Maintaining a healthy weight

Being overweight or obese can increase your risk of some cancers, such as:

  • Bowel cancer
  • Pancreatic cancer
  • Oesophageal cancer
  • Breast cancer if you are a woman who has been through the menopause
  • Cancer of the womb(uterus)
  • Kidney cancer

Being a healthy weight can reduce your risk of developing cancer. You can find out whether you are a healthy weight by using the MBI healthy weight calculator.

Drinking less alcohol

Drinking alcohol is known to increase your risk of some cancers, including:

  • Mouth cancer
  • Pharynx and larynx cancer
  • Oesophageal cancer
  • Colorectal cancer in men
  • Breast cancer

It is probably a cause of other cancers such as colorectal cancer in women and liver cancer.Women shouldn't regularly drink more than 2-3 units of alcohol a day, and men shouldn't regularly drink more than 3-4 units a day. "Regularly" means every day or most days of the week.

Stopping smoking

Lung cancer is responsible for around a quarter of cancer deaths in the UK, and 90% of lung cancer cases are related to smoking.

"Stopping smoking greatly cuts the risk of developing cancer" says Hazel Numn,Cancer Research UK's health information officer. " The earlier you stop,the greater the impact,. But it's never too late to quit. People who quit smoking at 30 live nearly as long as non-smokers, and those who quit at 5 can still undo half the damage."

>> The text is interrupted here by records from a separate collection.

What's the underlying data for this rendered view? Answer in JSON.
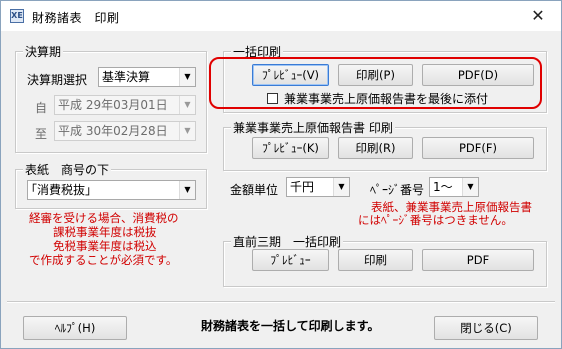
{
  "window": {
    "title": "財務諸表　印刷",
    "app_icon_text": "XE",
    "close_glyph": "✕"
  },
  "fiscal_period": {
    "group_label": "決算期",
    "select_label": "決算期選択",
    "select_value": "基準決算",
    "from_label": "自",
    "from_value": "平成 29年03月01日",
    "to_label": "至",
    "to_value": "平成 30年02月28日"
  },
  "cover": {
    "group_label": "表紙　商号の下",
    "select_value": "｢消費税抜｣"
  },
  "tax_note": {
    "line1": "経審を受ける場合、消費税の",
    "line2": "課税事業年度は税抜",
    "line3": "免税事業年度は税込",
    "line4": "で作成することが必須です。"
  },
  "batch_print": {
    "group_label": "一括印刷",
    "preview": "ﾌﾟﾚﾋﾞｭｰ(V)",
    "print": "印刷(P)",
    "pdf": "PDF(D)",
    "attach_label": "兼業事業売上原価報告書を最後に添付",
    "attach_checked": false
  },
  "cost_report": {
    "group_label": "兼業事業売上原価報告書 印刷",
    "preview": "ﾌﾟﾚﾋﾞｭｰ(K)",
    "print": "印刷(R)",
    "pdf": "PDF(F)"
  },
  "unit": {
    "label": "金額単位",
    "value": "千円"
  },
  "page_number": {
    "label": "ﾍﾟｰｼﾞ番号",
    "value": "1～"
  },
  "page_note": {
    "line1": "表紙、兼業事業売上原価報告書",
    "line2": "にはﾍﾟｰｼﾞ番号はつきません。"
  },
  "prev_three": {
    "group_label": "直前三期　一括印刷",
    "preview": "ﾌﾟﾚﾋﾞｭｰ",
    "print": "印刷",
    "pdf": "PDF"
  },
  "footer": {
    "help": "ﾍﾙﾌﾟ(H)",
    "status": "財務諸表を一括して印刷します。",
    "close": "閉じる(C)"
  }
}
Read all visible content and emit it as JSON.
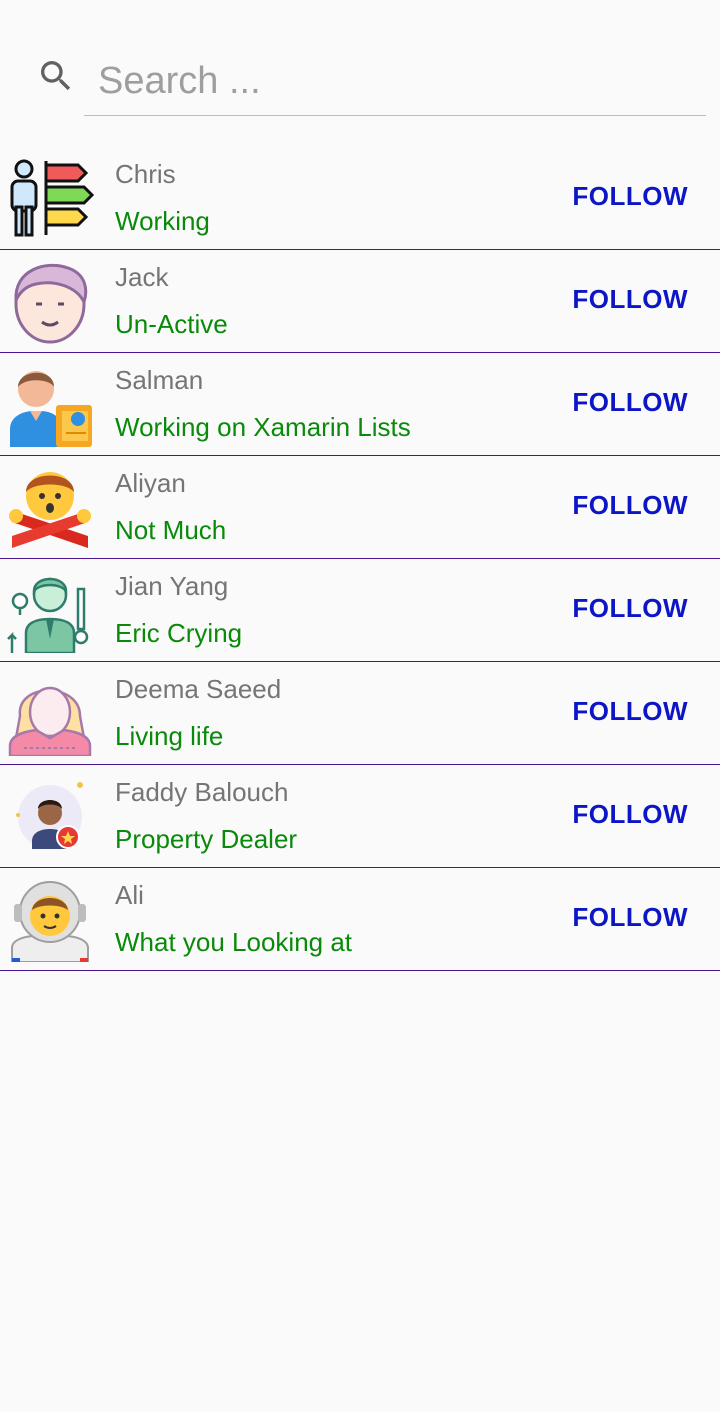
{
  "search": {
    "placeholder": "Search ..."
  },
  "contacts": [
    {
      "name": "Chris",
      "status": "Working",
      "action": "FOLLOW",
      "avatar_icon": "person-signpost-icon"
    },
    {
      "name": "Jack",
      "status": "Un-Active",
      "action": "FOLLOW",
      "avatar_icon": "man-face-icon"
    },
    {
      "name": "Salman",
      "status": "Working on Xamarin Lists",
      "action": "FOLLOW",
      "avatar_icon": "man-with-book-icon"
    },
    {
      "name": "Aliyan",
      "status": "Not Much",
      "action": "FOLLOW",
      "avatar_icon": "person-gesturing-no-icon"
    },
    {
      "name": "Jian Yang",
      "status": "Eric Crying",
      "action": "FOLLOW",
      "avatar_icon": "businessman-ideas-icon"
    },
    {
      "name": "Deema Saeed",
      "status": "Living life",
      "action": "FOLLOW",
      "avatar_icon": "woman-avatar-icon"
    },
    {
      "name": "Faddy Balouch",
      "status": "Property Dealer",
      "action": "FOLLOW",
      "avatar_icon": "man-with-badge-icon"
    },
    {
      "name": "Ali",
      "status": "What you Looking at",
      "action": "FOLLOW",
      "avatar_icon": "astronaut-icon"
    }
  ],
  "colors": {
    "name_text": "#757575",
    "status_text": "#0a8a0a",
    "follow_text": "#0d16c6",
    "row_divider": "#4a148c",
    "background": "#fafafa"
  }
}
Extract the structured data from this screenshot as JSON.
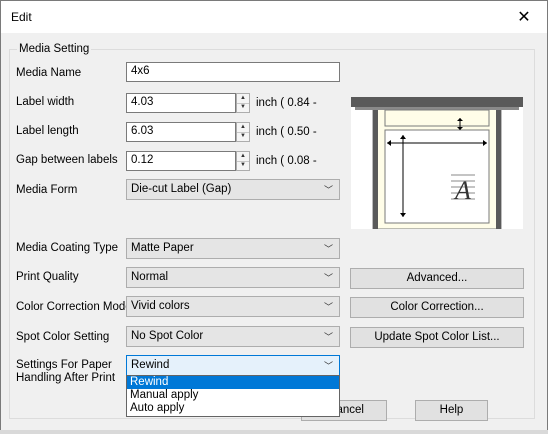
{
  "dialog": {
    "title": "Edit",
    "close_glyph": "✕"
  },
  "group": {
    "label": "Media Setting"
  },
  "fields": {
    "media_name": {
      "label": "Media Name",
      "value": "4x6"
    },
    "label_width": {
      "label": "Label width",
      "value": "4.03",
      "range": "inch ( 0.84 -"
    },
    "label_length": {
      "label": "Label length",
      "value": "6.03",
      "range": "inch ( 0.50 -"
    },
    "gap": {
      "label": "Gap between labels",
      "value": "0.12",
      "range": "inch ( 0.08 -"
    },
    "media_form": {
      "label": "Media Form",
      "value": "Die-cut Label (Gap)"
    },
    "media_coating": {
      "label": "Media Coating Type",
      "value": "Matte Paper"
    },
    "print_quality": {
      "label": "Print Quality",
      "value": "Normal"
    },
    "color_correction": {
      "label": "Color Correction Mode",
      "value": "Vivid colors"
    },
    "spot_color": {
      "label": "Spot Color Setting",
      "value": "No Spot Color"
    },
    "paper_handling": {
      "label_line1": "Settings For Paper",
      "label_line2": "Handling After Print",
      "value": "Rewind",
      "options": [
        "Rewind",
        "Manual apply",
        "Auto apply"
      ]
    }
  },
  "buttons": {
    "advanced": "Advanced...",
    "color_correction": "Color Correction...",
    "update_spot": "Update Spot Color List...",
    "cancel_partial": "ancel",
    "help": "Help"
  },
  "preview": {
    "letter": "A"
  },
  "colors": {
    "accent": "#0078d7",
    "label_paper": "#fffde8",
    "dark_frame": "#5a5a5a"
  }
}
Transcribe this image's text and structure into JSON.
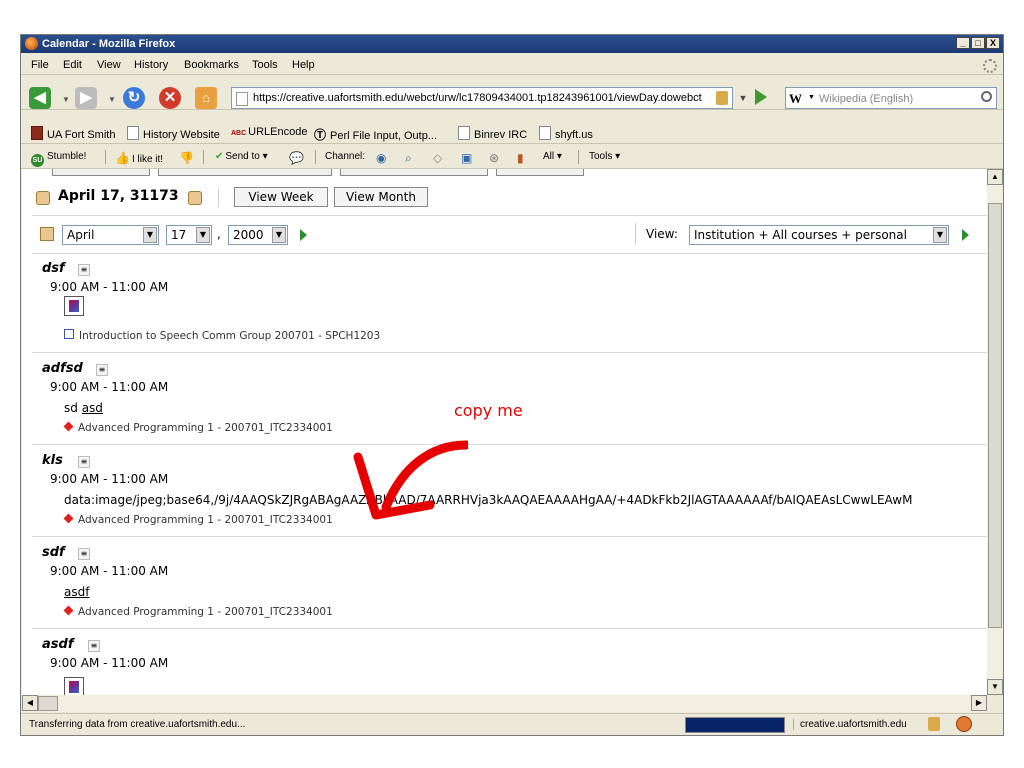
{
  "window": {
    "title": "Calendar - Mozilla Firefox",
    "min": "_",
    "max": "□",
    "close": "X"
  },
  "menu": [
    "File",
    "Edit",
    "View",
    "History",
    "Bookmarks",
    "Tools",
    "Help"
  ],
  "nav": {
    "url": "https://creative.uafortsmith.edu/webct/urw/lc17809434001.tp18243961001/viewDay.dowebct",
    "search_engine": "W",
    "search_placeholder": "Wikipedia (English)"
  },
  "bookmarks": [
    "UA Fort Smith",
    "History Website",
    "URLEncode",
    "Perl File Input, Outp...",
    "Binrev IRC",
    "shyft.us"
  ],
  "stumble": {
    "stumble": "Stumble!",
    "like": "I like it!",
    "send": "Send to",
    "channel": "Channel:",
    "all": "All",
    "tools": "Tools"
  },
  "calendar": {
    "date_title": "April 17, 31173",
    "view_week": "View Week",
    "view_month": "View Month",
    "month": "April",
    "day": "17",
    "comma": ",",
    "year": "2000",
    "view_label": "View:",
    "view_value": "Institution + All courses + personal"
  },
  "entries": [
    {
      "name": "dsf",
      "time": "9:00 AM - 11:00 AM",
      "course": "Introduction to Speech Comm Group 200701 - SPCH1203"
    },
    {
      "name": "adfsd",
      "time": "9:00 AM - 11:00 AM",
      "body_plain": "sd ",
      "body_link": "asd",
      "course": "Advanced Programming 1 - 200701_ITC2334001"
    },
    {
      "name": "kls",
      "time": "9:00 AM - 11:00 AM",
      "body_plain": "data:image/jpeg;base64,/9j/4AAQSkZJRgABAgAAZABkAAD/7AARRHVja3kAAQAEAAAAHgAA/+4ADkFkb2JlAGTAAAAAAf/bAIQAEAsLCwwLEAwM",
      "course": "Advanced Programming 1 - 200701_ITC2334001"
    },
    {
      "name": "sdf",
      "time": "9:00 AM - 11:00 AM",
      "body_link": "asdf",
      "course": "Advanced Programming 1 - 200701_ITC2334001"
    },
    {
      "name": "asdf",
      "time": "9:00 AM - 11:00 AM"
    }
  ],
  "annotation": "copy me",
  "status": {
    "text": "Transferring data from creative.uafortsmith.edu...",
    "host": "creative.uafortsmith.edu",
    "progress": 1.0
  },
  "colors": {
    "annotation": "#e60000",
    "titlebar": "#1c3a75",
    "progress": "#0a246a"
  }
}
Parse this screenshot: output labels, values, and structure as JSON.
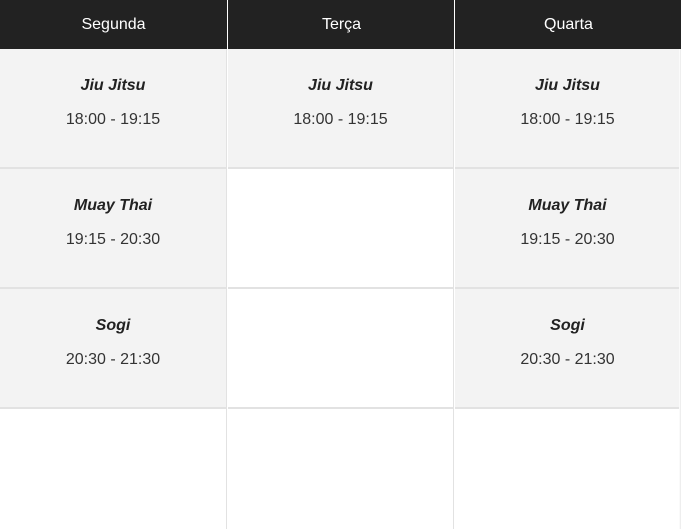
{
  "days": [
    "Segunda",
    "Terça",
    "Quarta"
  ],
  "rows": [
    [
      {
        "name": "Jiu Jitsu",
        "time": "18:00 - 19:15"
      },
      {
        "name": "Jiu Jitsu",
        "time": "18:00 - 19:15"
      },
      {
        "name": "Jiu Jitsu",
        "time": "18:00 - 19:15"
      }
    ],
    [
      {
        "name": "Muay Thai",
        "time": "19:15 - 20:30"
      },
      {
        "name": "",
        "time": ""
      },
      {
        "name": "Muay Thai",
        "time": "19:15 - 20:30"
      }
    ],
    [
      {
        "name": "Sogi",
        "time": "20:30 - 21:30"
      },
      {
        "name": "",
        "time": ""
      },
      {
        "name": "Sogi",
        "time": "20:30 - 21:30"
      }
    ],
    [
      {
        "name": "",
        "time": ""
      },
      {
        "name": "",
        "time": ""
      },
      {
        "name": "",
        "time": ""
      }
    ]
  ],
  "colors": {
    "header_bg": "#222222",
    "header_text": "#ffffff",
    "filled_cell_bg": "#f3f3f3",
    "empty_cell_bg": "#ffffff",
    "grid_line": "#e2e2e2"
  }
}
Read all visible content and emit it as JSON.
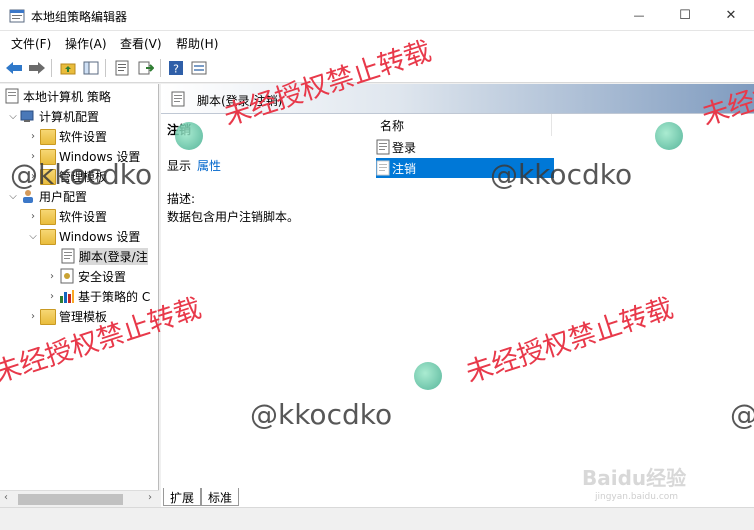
{
  "window": {
    "title": "本地组策略编辑器",
    "minimize_glyph": "—",
    "maximize_glyph": "☐",
    "close_glyph": "✕"
  },
  "menu": {
    "file": "文件(F)",
    "action": "操作(A)",
    "view": "查看(V)",
    "help": "帮助(H)"
  },
  "tree": {
    "root": "本地计算机 策略",
    "computer_config": "计算机配置",
    "cc_software": "软件设置",
    "cc_windows": "Windows 设置",
    "cc_admin": "管理模板",
    "user_config": "用户配置",
    "uc_software": "软件设置",
    "uc_windows": "Windows 设置",
    "uc_scripts": "脚本(登录/注",
    "uc_security": "安全设置",
    "uc_policy_qos": "基于策略的 C",
    "uc_admin": "管理模板"
  },
  "right": {
    "header": "脚本(登录/注销)",
    "ext_title": "注销",
    "show_label": "显示",
    "properties_link": "属性",
    "desc_label": "描述:",
    "desc_text": "数据包含用户注销脚本。",
    "column_name": "名称",
    "items": [
      "登录",
      "注销"
    ]
  },
  "tabs": {
    "extended": "扩展",
    "standard": "标准"
  },
  "watermarks": {
    "red_text": "未经授权禁止转载",
    "gray_text": "@kkocdko",
    "baidu": "Baidu经验",
    "baidu_url": "jingyan.baidu.com"
  }
}
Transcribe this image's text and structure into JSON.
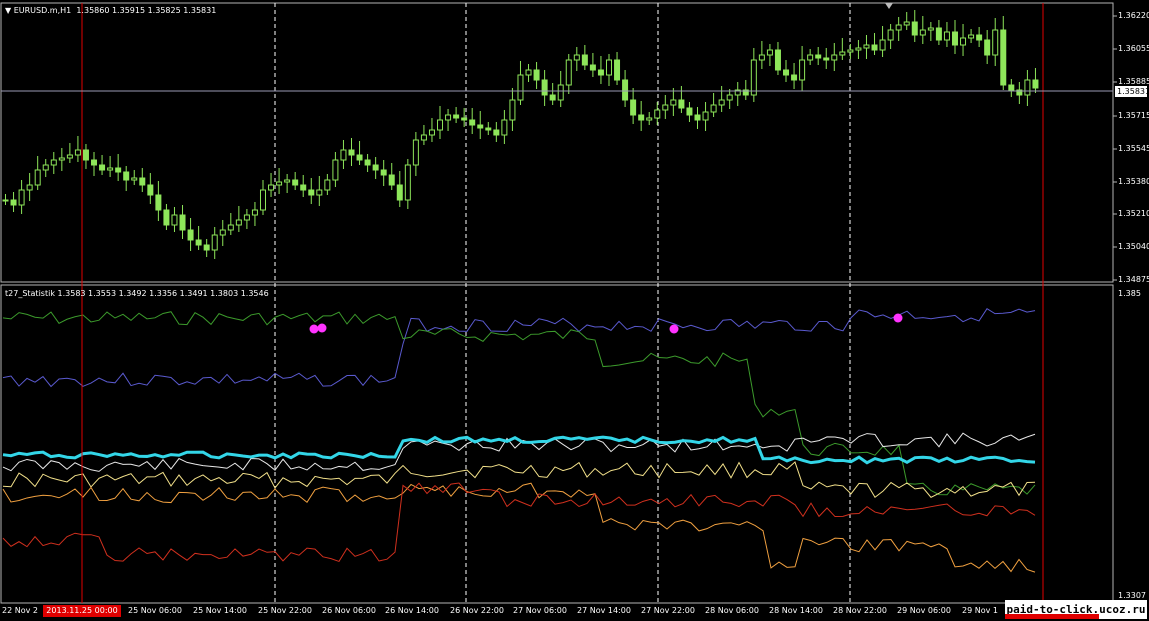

Protect your skin from sun damage

We need sunlight on our skin so that our bodies can produce vitamin D, which is essential for healthy bones but taking care in the sun so that you don't get burned is important for preventing skin cancer . Follow Cancer Research UK's SunSmart plan to protect yourself:

  • Spend time in the shade between 11am and 3pm
  • Make sure you never burn.
  • Cover yourself up with a T-shirt, hat and sunglasses
  • Take care not to let children get burned
  • Use sunscreen with a sun protection factor (SPF) of at least 15.

Keep an eye on any moles of freckles you have. If they change at all(for example, get bigger or being bleeding), see your GP as this can be an early sign of cancer. The earlier skin cancer is caught, the easier it is to treat, so see your GP as soon as possible.

Know your body

 It's important to know your body and recognise any changes, such as lumps or unexplained bleeding, and to get advice about whether they might be serious.

Source

http://www.nhs.uk/Livewell/preventing-cancer/Pages/diet-and-cancer.aspx

 

  • Maintaining a healthy weight

  • Drinking less alcohol

  • Stopping smoking

  • Protect your skin from sun damage

Visitors: 46,726